Diamantis Palaiologos, who went by the nickname of Mantos, was born in 1948 and grew up in Palio Klima, Skopelos. During his studies in electronics in Athens, he also enrolled in the Dora Stratou Dance School. In 1973 he moved to Vancouver, Canada, where he studied mathematics in the Simon Fraser University.
During his studies there, with his wife Christina Palaiologou and other Greeks, they formed the ROMIOS Dance Group, which gave performances all over Canada, with very good reviews. His interest in dance turned professional, since they frequently danced in Greek restaurants, supplementing their student income.

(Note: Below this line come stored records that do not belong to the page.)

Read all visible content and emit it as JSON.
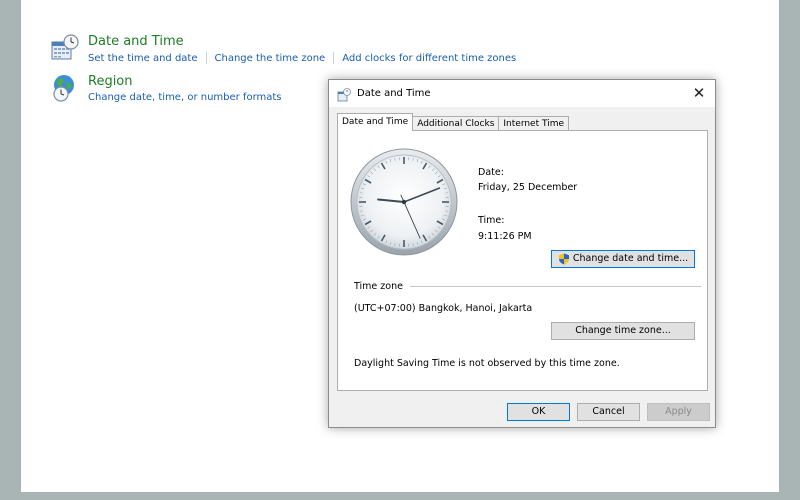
{
  "control_panel": {
    "date_time": {
      "title": "Date and Time",
      "icon": "calendar-clock-icon",
      "links": [
        "Set the time and date",
        "Change the time zone",
        "Add clocks for different time zones"
      ]
    },
    "region": {
      "title": "Region",
      "icon": "globe-clock-icon",
      "links": [
        "Change date, time, or number formats"
      ]
    }
  },
  "dialog": {
    "title": "Date and Time",
    "close_glyph": "✕",
    "tabs": [
      "Date and Time",
      "Additional Clocks",
      "Internet Time"
    ],
    "active_tab": "Date and Time",
    "date_label": "Date:",
    "date_value": "Friday, 25 December",
    "time_label": "Time:",
    "time_value": "9:11:26 PM",
    "change_datetime_button": "Change date and time...",
    "time_zone_heading": "Time zone",
    "time_zone_value": "(UTC+07:00) Bangkok, Hanoi, Jakarta",
    "change_timezone_button": "Change time zone...",
    "dst_note": "Daylight Saving Time is not observed by this time zone.",
    "ok_button": "OK",
    "cancel_button": "Cancel",
    "apply_button": "Apply",
    "apply_enabled": false
  },
  "clock": {
    "hours": 9,
    "minutes": 11,
    "seconds": 26
  },
  "colors": {
    "link": "#1a5eb0",
    "category_title": "#1e7d27",
    "desktop": "#a9b4b4",
    "default_button_border": "#0078d7"
  }
}
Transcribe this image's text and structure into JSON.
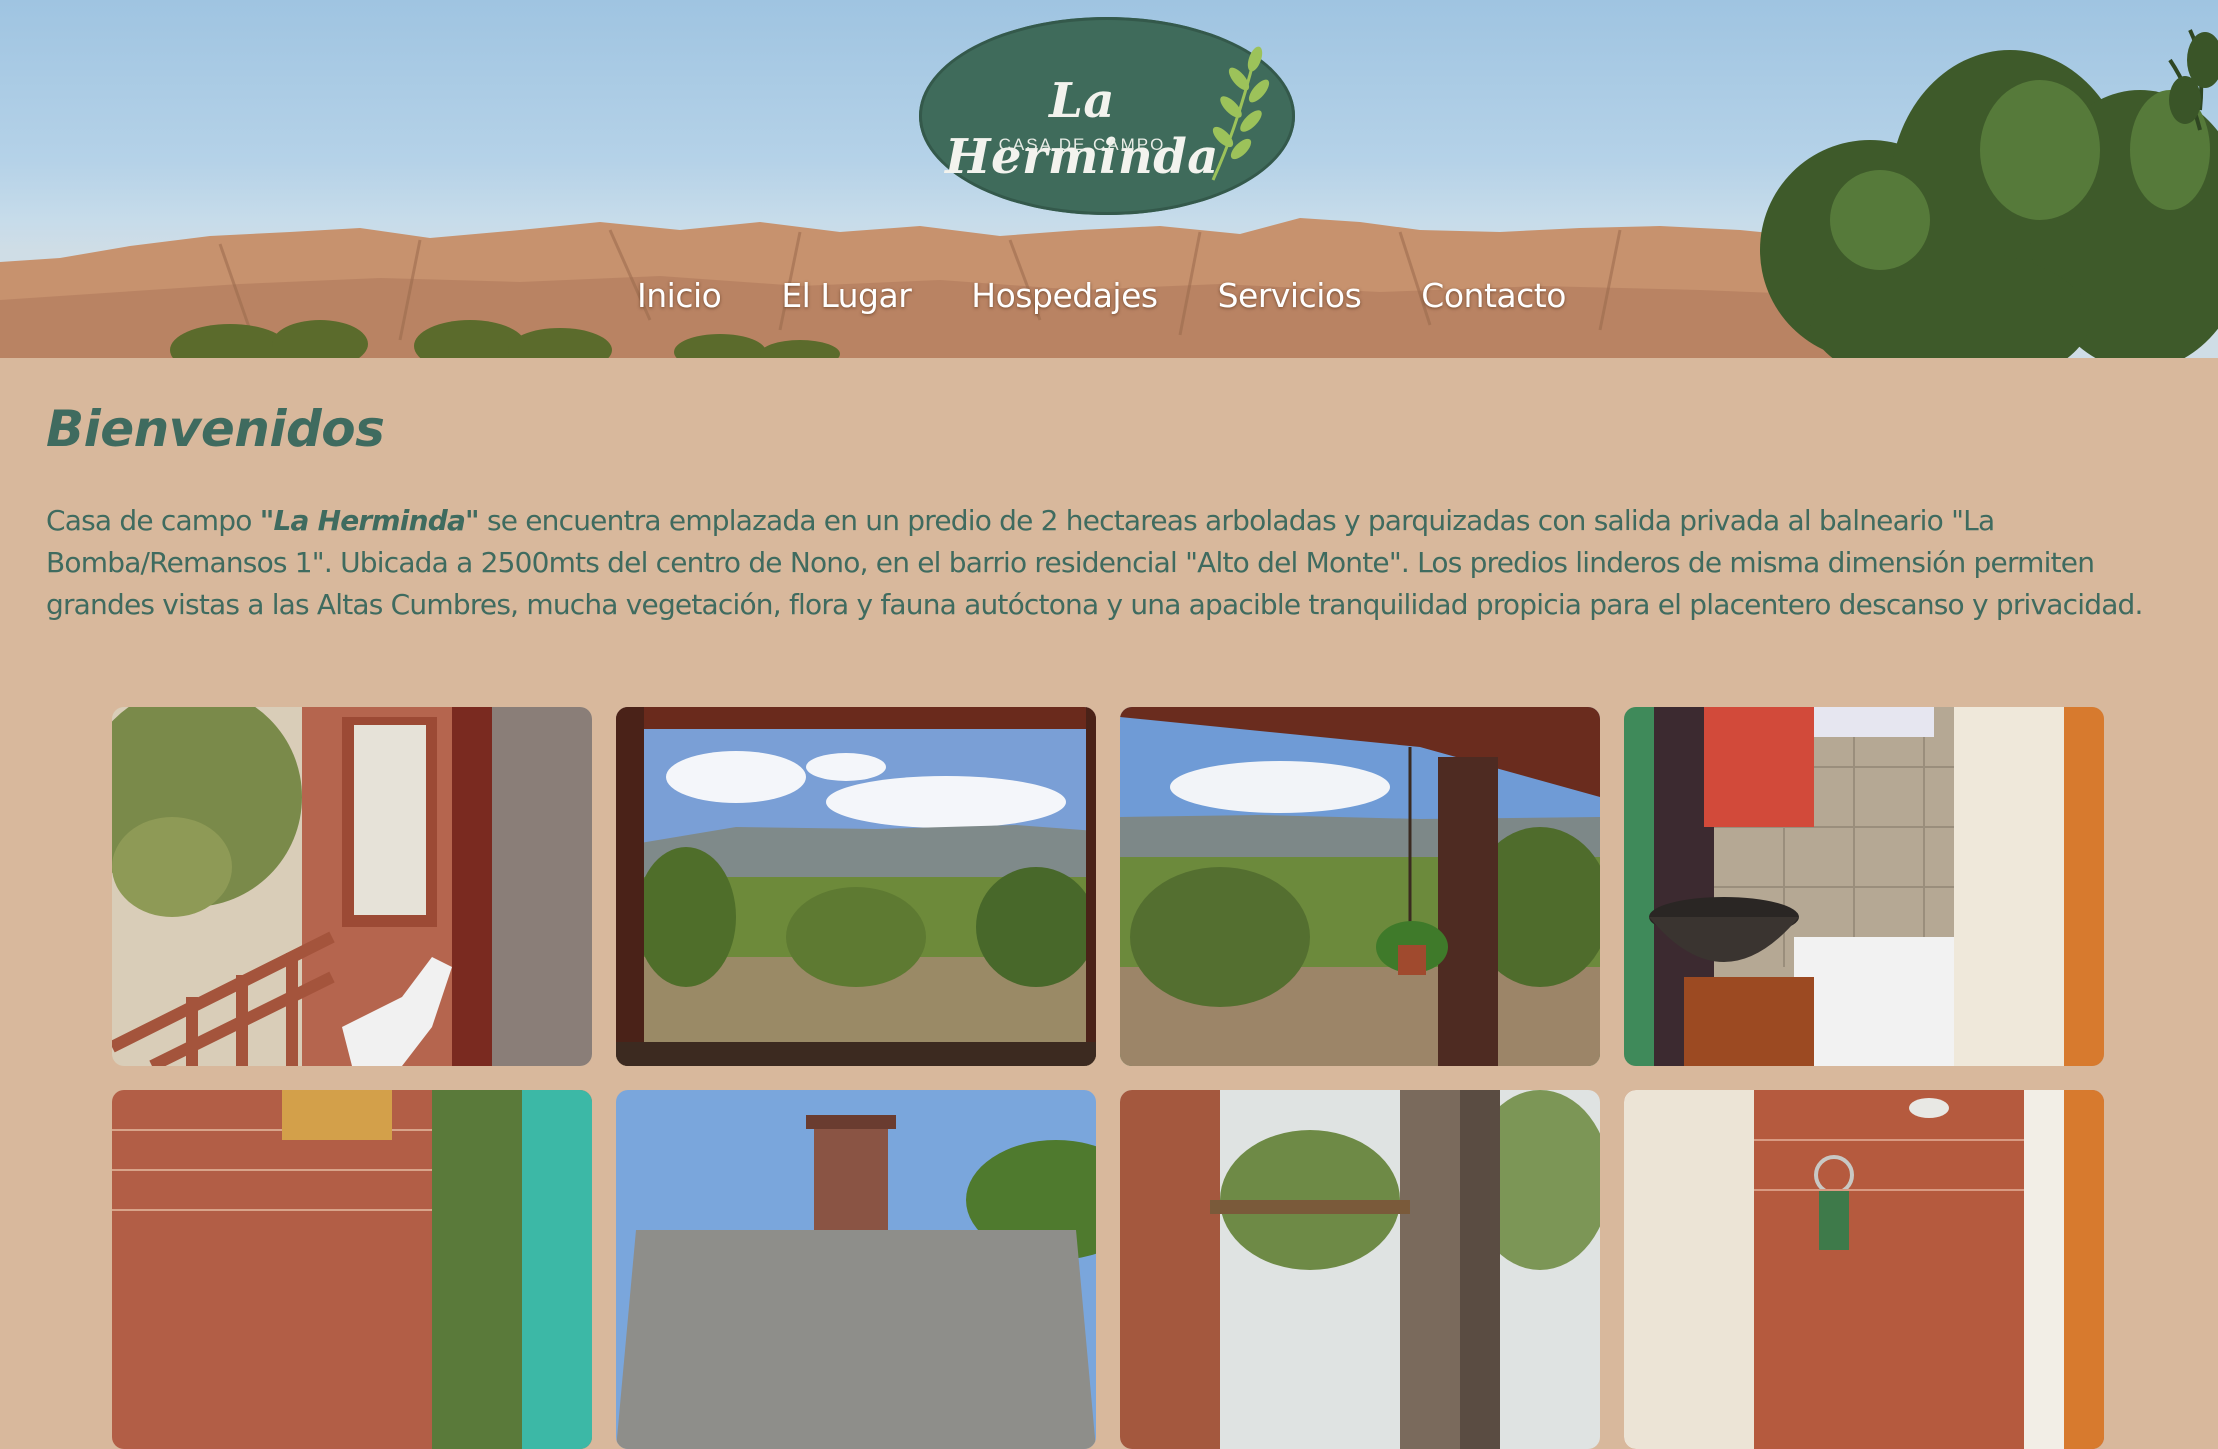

After finishing his studies, he returned to Greece, to his island, where he taught in the High School and Lyceum of Glossa, as a math teacher. He served as school principle for several years, putting in a lot of hard work and care, to turn it into a model school The school and his students were his life. His professional enthusiasm did not end with the ring of the bell, since he was also a great mentor for his students, always there to hear their concerns and advise them about their future, even after their graduation.
He was one of the founding members of the Cultural Association, and was actively engaged in the organisation of the island's cultural events. He moreover was an enthusiastic and tireless teacher of folk dancing for 28 consecutive years, always offering the dance lessons free of charge. He created the dancing group of Glossa, which received nationwide distinctions. His entire life was filled with selflessness and concern for social issues, and with his characteristic passion, he always supported what he thought was best for his island and his village. During his term in the BoD of the cultural association and as a dance teacher he came against deeply rooted mindsets; nevertheless he was successful in culturally improving his village.
Diamantis and Christina never stopped loving and researching the richness of Greek folk dancing, always enriching their knowledge with dance seminars, conferences of International Dance Teaching Organisations, etc. Many generations of Glossa residents came to love folk dancing through the eyes of Mantos and Christina, first learning to love rhythm and then dance. The family tradition continues today through their children Christos, Thodoris and Nafsika, who are carrying on the torch, with their love for folk dancing and their public contribution. In 2004, Nafsika Palaiologou, faithful to the family tradition took on the teaching of folk dancing to Primary School children, thus adding a new core to the dance group, and she continues to date with groups of adults and children. In March of 2010, Glossa, education, culture and dance, lost a worthy child, with a significant contribution in all these areas.
An excerpt from the funeral speech of his old students, as his colleague and friend, Giannis Alevizos, recorded it at
"Dear sir, we, your students, through these words, are expressing our sorrow and our pain for your great loss. Thinking back of our childhood, what springs first to memory is your image. You taught us our first dance steps. But who will we dance the Tamzara with now, who will we admire in Zorba and Evdokia? We are certain that today the angels are waiting to dance with you. What to remember first from your classroom? Your jokes in class? Your efforts to transmit your valuable knowledge? Your concern for the development of the village and our school? Your persistence on broadening our horizons? Mostly, what we will keep in our memory and our heart, that no matter how long it had been since we sat in the classroom, and no matter how far from home we found ourselves, you were always sincerely interested in our progress, and you were always there for us in our personal problems, like a second father. With your advice, your experience, and your encouragement, you were a teacher in life for all of us. FAREWELL TEACHER!!!"
A clip with Diamantis Palaiologos, from a Greek TV special, possibly from 1983, about the Carnival in Skopelos. To watch the entire video click here